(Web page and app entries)
================================

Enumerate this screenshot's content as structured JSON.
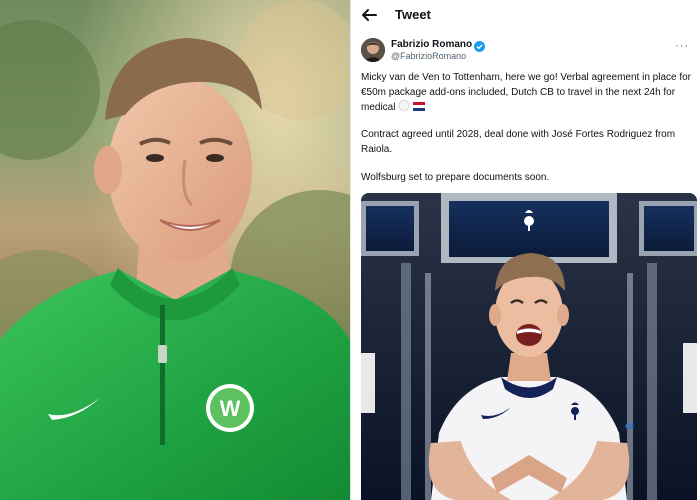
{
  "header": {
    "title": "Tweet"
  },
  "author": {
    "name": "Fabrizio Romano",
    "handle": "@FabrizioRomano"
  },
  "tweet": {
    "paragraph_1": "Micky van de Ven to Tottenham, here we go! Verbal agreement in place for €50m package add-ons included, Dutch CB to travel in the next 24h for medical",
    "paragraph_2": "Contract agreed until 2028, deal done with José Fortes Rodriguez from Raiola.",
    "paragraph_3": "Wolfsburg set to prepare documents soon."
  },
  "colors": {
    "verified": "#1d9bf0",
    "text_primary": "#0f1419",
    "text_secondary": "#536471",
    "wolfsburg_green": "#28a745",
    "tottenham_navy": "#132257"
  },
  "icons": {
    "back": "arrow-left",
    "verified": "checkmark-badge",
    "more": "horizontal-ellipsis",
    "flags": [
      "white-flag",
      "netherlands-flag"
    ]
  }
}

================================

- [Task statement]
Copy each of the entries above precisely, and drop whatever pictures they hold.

- [Solution]
Enumerate this screenshot's content as structured JSON.
{
  "header": {
    "title": "Tweet"
  },
  "author": {
    "name": "Fabrizio Romano",
    "handle": "@FabrizioRomano"
  },
  "tweet": {
    "paragraph_1": "Micky van de Ven to Tottenham, here we go! Verbal agreement in place for €50m package add-ons included, Dutch CB to travel in the next 24h for medical",
    "paragraph_2": "Contract agreed until 2028, deal done with José Fortes Rodriguez from Raiola.",
    "paragraph_3": "Wolfsburg set to prepare documents soon."
  },
  "colors": {
    "verified": "#1d9bf0",
    "text_primary": "#0f1419",
    "text_secondary": "#536471",
    "wolfsburg_green": "#28a745",
    "tottenham_navy": "#132257"
  },
  "icons": {
    "back": "arrow-left",
    "verified": "checkmark-badge",
    "more": "horizontal-ellipsis",
    "flags": [
      "white-flag",
      "netherlands-flag"
    ]
  }
}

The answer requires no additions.